Required work:
The answer should match the records character for character.

Data to examine:
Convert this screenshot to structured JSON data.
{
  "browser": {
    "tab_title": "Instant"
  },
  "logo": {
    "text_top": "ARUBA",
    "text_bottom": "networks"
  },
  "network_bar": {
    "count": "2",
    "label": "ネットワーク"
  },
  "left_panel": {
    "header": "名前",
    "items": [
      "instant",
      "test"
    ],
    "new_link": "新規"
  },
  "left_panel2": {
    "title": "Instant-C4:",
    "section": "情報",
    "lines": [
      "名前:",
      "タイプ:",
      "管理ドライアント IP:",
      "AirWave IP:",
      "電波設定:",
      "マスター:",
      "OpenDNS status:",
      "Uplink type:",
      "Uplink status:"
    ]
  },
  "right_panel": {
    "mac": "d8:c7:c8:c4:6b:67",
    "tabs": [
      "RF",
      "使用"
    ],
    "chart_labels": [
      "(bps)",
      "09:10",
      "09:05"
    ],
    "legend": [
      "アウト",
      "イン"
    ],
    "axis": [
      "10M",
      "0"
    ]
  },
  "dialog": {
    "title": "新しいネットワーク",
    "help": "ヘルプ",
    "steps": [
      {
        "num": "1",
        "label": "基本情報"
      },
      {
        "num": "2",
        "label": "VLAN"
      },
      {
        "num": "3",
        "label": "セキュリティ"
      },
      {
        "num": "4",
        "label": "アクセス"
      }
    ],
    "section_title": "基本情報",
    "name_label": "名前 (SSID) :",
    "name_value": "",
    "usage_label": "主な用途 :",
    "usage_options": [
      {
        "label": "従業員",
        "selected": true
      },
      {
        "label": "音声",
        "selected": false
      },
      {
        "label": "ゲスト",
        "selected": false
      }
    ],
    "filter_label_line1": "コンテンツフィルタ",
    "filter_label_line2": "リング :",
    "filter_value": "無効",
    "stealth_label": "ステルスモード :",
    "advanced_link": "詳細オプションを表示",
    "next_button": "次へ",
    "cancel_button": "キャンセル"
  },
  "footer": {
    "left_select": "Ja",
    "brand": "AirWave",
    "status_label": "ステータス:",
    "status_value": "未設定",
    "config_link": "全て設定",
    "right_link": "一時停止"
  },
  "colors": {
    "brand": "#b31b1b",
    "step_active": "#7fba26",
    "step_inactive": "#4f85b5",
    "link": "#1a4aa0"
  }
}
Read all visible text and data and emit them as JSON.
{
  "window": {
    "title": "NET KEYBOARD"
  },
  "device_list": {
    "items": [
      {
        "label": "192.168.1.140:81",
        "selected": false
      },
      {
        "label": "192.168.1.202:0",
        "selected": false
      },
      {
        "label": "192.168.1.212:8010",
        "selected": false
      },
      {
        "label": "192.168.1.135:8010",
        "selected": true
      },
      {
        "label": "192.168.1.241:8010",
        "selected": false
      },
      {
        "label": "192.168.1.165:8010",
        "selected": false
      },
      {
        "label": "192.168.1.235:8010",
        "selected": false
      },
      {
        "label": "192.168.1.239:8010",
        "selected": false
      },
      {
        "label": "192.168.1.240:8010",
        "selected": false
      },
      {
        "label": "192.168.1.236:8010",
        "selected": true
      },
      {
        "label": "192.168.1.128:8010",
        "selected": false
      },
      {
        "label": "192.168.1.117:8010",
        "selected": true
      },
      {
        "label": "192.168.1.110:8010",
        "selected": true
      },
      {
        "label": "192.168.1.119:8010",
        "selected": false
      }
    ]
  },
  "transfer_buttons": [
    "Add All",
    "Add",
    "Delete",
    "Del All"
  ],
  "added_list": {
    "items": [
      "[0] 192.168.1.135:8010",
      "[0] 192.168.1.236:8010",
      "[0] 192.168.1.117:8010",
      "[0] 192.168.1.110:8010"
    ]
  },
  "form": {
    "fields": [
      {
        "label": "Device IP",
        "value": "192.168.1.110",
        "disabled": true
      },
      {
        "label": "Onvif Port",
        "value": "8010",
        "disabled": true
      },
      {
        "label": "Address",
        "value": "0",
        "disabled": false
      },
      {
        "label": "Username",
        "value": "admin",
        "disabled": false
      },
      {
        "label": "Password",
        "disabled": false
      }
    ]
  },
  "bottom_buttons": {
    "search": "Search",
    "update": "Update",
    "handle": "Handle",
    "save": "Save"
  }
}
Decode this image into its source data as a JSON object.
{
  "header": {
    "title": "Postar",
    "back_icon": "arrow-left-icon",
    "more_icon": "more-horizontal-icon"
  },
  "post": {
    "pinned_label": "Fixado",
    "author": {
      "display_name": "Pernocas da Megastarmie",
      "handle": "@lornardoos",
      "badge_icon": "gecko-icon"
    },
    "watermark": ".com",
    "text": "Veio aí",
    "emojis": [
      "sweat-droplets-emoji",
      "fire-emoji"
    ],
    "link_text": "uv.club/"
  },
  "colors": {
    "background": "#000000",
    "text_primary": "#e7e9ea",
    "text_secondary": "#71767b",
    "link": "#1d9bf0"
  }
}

Answer space:
Convert this screenshot to structured JSON data.
{
  "browser": {
    "tab_title": "Instant"
  },
  "logo": {
    "text_top": "ARUBA",
    "text_bottom": "networks"
  },
  "network_bar": {
    "count": "2",
    "label": "ネットワーク"
  },
  "left_panel": {
    "header": "名前",
    "items": [
      "instant",
      "test"
    ],
    "new_link": "新規"
  },
  "left_panel2": {
    "title": "Instant-C4:",
    "section": "情報",
    "lines": [
      "名前:",
      "タイプ:",
      "管理ドライアント IP:",
      "AirWave IP:",
      "電波設定:",
      "マスター:",
      "OpenDNS status:",
      "Uplink type:",
      "Uplink status:"
    ]
  },
  "right_panel": {
    "mac": "d8:c7:c8:c4:6b:67",
    "tabs": [
      "RF",
      "使用"
    ],
    "chart_labels": [
      "(bps)",
      "09:10",
      "09:05"
    ],
    "legend": [
      "アウト",
      "イン"
    ],
    "axis": [
      "10M",
      "0"
    ]
  },
  "dialog": {
    "title": "新しいネットワーク",
    "help": "ヘルプ",
    "steps": [
      {
        "num": "1",
        "label": "基本情報"
      },
      {
        "num": "2",
        "label": "VLAN"
      },
      {
        "num": "3",
        "label": "セキュリティ"
      },
      {
        "num": "4",
        "label": "アクセス"
      }
    ],
    "section_title": "基本情報",
    "name_label": "名前 (SSID) :",
    "name_value": "",
    "usage_label": "主な用途 :",
    "usage_options": [
      {
        "label": "従業員",
        "selected": true
      },
      {
        "label": "音声",
        "selected": false
      },
      {
        "label": "ゲスト",
        "selected": false
      }
    ],
    "filter_label_line1": "コンテンツフィルタ",
    "filter_label_line2": "リング :",
    "filter_value": "無効",
    "stealth_label": "ステルスモード :",
    "advanced_link": "詳細オプションを表示",
    "next_button": "次へ",
    "cancel_button": "キャンセル"
  },
  "footer": {
    "left_select": "Ja",
    "brand": "AirWave",
    "status_label": "ステータス:",
    "status_value": "未設定",
    "config_link": "全て設定",
    "right_link": "一時停止"
  },
  "colors": {
    "brand": "#b31b1b",
    "step_active": "#7fba26",
    "step_inactive": "#4f85b5",
    "link": "#1a4aa0"
  }
}
Read all visible text and data and emit them as JSON.
{
  "window": {
    "title": "NET KEYBOARD"
  },
  "device_list": {
    "items": [
      {
        "label": "192.168.1.140:81",
        "selected": false
      },
      {
        "label": "192.168.1.202:0",
        "selected": false
      },
      {
        "label": "192.168.1.212:8010",
        "selected": false
      },
      {
        "label": "192.168.1.135:8010",
        "selected": true
      },
      {
        "label": "192.168.1.241:8010",
        "selected": false
      },
      {
        "label": "192.168.1.165:8010",
        "selected": false
      },
      {
        "label": "192.168.1.235:8010",
        "selected": false
      },
      {
        "label": "192.168.1.239:8010",
        "selected": false
      },
      {
        "label": "192.168.1.240:8010",
        "selected": false
      },
      {
        "label": "192.168.1.236:8010",
        "selected": true
      },
      {
        "label": "192.168.1.128:8010",
        "selected": false
      },
      {
        "label": "192.168.1.117:8010",
        "selected": true
      },
      {
        "label": "192.168.1.110:8010",
        "selected": true
      },
      {
        "label": "192.168.1.119:8010",
        "selected": false
      }
    ]
  },
  "transfer_buttons": [
    "Add All",
    "Add",
    "Delete",
    "Del All"
  ],
  "added_list": {
    "items": [
      "[0] 192.168.1.135:8010",
      "[0] 192.168.1.236:8010",
      "[0] 192.168.1.117:8010",
      "[0] 192.168.1.110:8010"
    ]
  },
  "form": {
    "fields": [
      {
        "label": "Device IP",
        "value": "192.168.1.110",
        "disabled": true
      },
      {
        "label": "Onvif Port",
        "value": "8010",
        "disabled": true
      },
      {
        "label": "Address",
        "value": "0",
        "disabled": false
      },
      {
        "label": "Username",
        "value": "admin",
        "disabled": false
      },
      {
        "label": "Password",
        "disabled": false
      }
    ]
  },
  "bottom_buttons": {
    "search": "Search",
    "update": "Update",
    "handle": "Handle",
    "save": "Save"
  }
}
Decode this image into its source data as a JSON object.
{
  "header": {
    "title": "Postar",
    "back_icon": "arrow-left-icon",
    "more_icon": "more-horizontal-icon"
  },
  "post": {
    "pinned_label": "Fixado",
    "author": {
      "display_name": "Pernocas da Megastarmie",
      "handle": "@lornardoos",
      "badge_icon": "gecko-icon"
    },
    "watermark": ".com",
    "text": "Veio aí",
    "emojis": [
      "sweat-droplets-emoji",
      "fire-emoji"
    ],
    "link_text": "uv.club/"
  },
  "colors": {
    "background": "#000000",
    "text_primary": "#e7e9ea",
    "text_secondary": "#71767b",
    "link": "#1d9bf0"
  }
}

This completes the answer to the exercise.